TASK DIRECTIONS: Find each line of the entries with the string "more", please, and copy it.

========================

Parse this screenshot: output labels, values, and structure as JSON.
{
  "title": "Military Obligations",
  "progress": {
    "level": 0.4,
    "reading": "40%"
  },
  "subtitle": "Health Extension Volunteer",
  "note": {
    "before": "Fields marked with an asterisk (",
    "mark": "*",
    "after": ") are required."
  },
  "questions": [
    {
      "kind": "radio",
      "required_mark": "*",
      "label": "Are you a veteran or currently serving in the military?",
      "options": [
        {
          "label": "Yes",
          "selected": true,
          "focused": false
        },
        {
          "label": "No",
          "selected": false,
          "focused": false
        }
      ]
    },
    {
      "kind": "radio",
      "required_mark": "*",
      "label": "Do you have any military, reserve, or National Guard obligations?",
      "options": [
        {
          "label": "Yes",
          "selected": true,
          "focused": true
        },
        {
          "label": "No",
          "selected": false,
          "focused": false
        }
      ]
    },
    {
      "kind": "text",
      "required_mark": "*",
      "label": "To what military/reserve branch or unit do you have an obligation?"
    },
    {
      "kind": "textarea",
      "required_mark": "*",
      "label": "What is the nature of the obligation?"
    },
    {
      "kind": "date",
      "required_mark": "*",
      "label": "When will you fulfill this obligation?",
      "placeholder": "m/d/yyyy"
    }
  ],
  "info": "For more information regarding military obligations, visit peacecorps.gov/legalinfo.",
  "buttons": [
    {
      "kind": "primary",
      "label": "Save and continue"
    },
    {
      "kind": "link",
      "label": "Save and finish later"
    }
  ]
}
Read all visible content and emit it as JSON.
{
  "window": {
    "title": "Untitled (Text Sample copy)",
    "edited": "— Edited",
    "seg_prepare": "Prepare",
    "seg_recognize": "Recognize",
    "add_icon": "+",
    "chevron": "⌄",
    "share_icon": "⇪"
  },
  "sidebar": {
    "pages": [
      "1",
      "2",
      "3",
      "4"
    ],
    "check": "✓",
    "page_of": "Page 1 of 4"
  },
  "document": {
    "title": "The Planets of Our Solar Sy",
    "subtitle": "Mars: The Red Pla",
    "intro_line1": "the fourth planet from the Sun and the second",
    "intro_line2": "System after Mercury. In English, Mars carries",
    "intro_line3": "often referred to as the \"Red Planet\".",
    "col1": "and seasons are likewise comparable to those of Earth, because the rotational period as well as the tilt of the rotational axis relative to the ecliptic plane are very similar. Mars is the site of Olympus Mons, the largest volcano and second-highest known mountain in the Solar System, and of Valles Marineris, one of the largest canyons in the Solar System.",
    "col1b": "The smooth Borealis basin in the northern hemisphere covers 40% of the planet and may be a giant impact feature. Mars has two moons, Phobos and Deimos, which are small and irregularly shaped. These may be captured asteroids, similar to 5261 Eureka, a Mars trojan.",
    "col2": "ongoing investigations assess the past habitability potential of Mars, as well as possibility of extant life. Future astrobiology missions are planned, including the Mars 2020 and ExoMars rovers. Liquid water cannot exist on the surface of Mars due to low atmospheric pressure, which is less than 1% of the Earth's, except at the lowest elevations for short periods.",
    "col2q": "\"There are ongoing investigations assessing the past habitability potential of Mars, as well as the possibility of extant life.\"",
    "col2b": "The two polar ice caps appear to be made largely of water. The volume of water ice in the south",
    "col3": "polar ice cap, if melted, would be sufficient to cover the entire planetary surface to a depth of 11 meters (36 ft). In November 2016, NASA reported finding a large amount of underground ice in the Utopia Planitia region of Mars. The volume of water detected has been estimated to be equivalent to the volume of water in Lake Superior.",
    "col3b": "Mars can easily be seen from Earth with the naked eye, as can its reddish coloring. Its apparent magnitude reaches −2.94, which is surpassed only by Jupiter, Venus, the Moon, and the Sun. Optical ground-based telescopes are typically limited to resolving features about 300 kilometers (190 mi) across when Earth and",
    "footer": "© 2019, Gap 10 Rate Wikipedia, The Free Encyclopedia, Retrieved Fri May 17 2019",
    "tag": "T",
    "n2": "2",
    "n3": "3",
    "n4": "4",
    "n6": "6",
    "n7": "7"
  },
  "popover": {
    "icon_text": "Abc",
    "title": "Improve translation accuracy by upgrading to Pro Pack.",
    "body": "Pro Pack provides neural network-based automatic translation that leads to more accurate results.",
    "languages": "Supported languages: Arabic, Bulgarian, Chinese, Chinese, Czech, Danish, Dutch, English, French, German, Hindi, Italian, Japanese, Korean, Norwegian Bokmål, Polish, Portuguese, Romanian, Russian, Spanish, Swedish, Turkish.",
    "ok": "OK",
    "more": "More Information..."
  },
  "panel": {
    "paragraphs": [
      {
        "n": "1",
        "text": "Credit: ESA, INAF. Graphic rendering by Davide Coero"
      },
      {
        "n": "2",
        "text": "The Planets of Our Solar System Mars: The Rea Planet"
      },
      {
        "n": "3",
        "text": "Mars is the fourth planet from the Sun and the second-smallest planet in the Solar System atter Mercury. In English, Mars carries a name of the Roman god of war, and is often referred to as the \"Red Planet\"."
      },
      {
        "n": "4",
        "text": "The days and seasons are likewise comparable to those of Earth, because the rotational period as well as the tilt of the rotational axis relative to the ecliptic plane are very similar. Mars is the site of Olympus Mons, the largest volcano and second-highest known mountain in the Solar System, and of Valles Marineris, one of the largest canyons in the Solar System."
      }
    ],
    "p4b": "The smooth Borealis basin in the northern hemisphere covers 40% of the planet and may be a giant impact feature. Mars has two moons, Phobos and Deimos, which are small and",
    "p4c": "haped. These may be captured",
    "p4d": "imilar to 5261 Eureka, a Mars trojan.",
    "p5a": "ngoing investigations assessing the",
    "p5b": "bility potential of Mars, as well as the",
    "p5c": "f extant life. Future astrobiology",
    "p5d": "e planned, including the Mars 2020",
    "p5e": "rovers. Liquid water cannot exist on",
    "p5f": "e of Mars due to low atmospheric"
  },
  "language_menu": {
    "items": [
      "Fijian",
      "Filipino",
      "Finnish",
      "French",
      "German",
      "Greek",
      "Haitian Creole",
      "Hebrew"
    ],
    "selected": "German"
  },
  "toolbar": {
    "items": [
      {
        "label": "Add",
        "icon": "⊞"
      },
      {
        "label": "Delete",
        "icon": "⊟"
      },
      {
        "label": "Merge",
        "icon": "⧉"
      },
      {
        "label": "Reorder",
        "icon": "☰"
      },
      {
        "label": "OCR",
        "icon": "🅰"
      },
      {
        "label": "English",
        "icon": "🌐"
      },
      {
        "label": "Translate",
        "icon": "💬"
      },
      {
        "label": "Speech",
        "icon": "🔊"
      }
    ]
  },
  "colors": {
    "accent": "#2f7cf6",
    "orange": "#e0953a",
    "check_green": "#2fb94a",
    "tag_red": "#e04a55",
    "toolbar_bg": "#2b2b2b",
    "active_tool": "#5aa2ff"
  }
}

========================

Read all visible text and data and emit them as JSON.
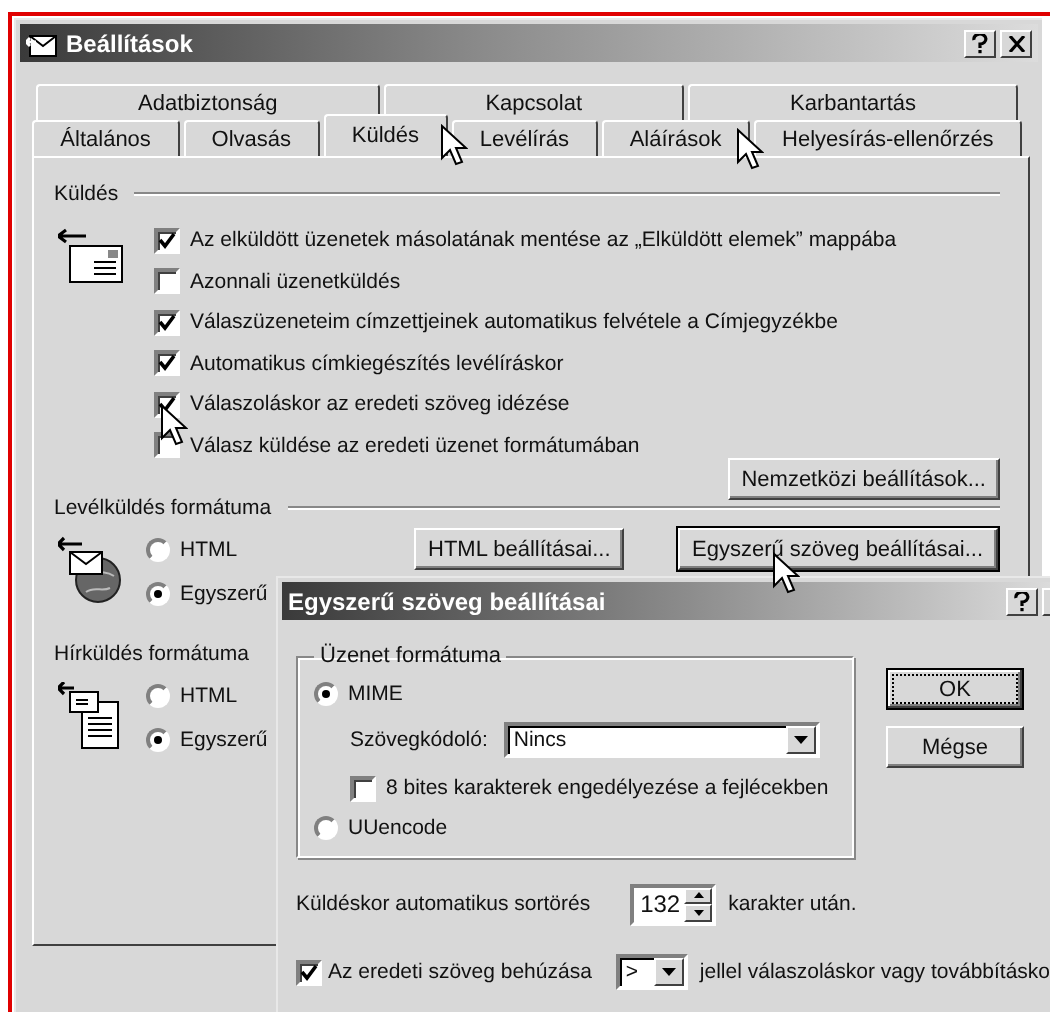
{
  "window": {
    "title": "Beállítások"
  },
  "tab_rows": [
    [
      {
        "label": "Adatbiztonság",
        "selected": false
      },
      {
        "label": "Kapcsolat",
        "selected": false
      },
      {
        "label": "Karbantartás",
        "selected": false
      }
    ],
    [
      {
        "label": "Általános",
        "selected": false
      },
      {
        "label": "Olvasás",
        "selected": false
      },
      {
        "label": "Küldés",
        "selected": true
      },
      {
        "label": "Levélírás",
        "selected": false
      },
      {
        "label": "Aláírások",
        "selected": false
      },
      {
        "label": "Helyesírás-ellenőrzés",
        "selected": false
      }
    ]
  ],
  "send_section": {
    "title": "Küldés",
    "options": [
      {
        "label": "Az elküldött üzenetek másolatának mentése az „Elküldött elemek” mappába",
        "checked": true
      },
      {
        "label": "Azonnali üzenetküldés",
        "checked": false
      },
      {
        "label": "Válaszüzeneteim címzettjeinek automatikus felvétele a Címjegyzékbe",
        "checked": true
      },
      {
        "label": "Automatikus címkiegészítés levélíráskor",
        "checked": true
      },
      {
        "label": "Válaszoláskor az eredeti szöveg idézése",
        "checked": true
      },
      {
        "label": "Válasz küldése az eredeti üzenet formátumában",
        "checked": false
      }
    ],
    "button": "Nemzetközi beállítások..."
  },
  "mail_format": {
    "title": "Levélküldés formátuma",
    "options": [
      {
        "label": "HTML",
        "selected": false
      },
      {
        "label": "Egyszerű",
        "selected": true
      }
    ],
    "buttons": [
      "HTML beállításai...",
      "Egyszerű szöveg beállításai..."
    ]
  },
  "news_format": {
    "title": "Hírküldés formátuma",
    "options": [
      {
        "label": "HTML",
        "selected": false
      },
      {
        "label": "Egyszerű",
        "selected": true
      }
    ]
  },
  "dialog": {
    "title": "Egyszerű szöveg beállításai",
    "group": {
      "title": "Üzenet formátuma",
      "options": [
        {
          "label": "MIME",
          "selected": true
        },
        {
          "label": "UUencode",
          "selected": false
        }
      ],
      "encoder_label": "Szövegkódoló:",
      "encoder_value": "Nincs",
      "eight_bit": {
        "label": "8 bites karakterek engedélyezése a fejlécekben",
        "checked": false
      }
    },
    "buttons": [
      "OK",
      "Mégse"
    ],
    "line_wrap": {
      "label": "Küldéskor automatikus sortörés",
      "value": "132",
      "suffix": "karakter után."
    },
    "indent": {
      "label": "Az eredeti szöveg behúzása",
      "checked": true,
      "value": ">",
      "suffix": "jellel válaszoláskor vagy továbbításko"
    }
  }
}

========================

RESPONSE AREA:
  "info": "For more information regarding military obligations, visit peacecorps.gov/legalinfo.",
    "body": "Pro Pack provides neural network-based automatic translation that leads to more accurate results.",
    "more": "More Information..."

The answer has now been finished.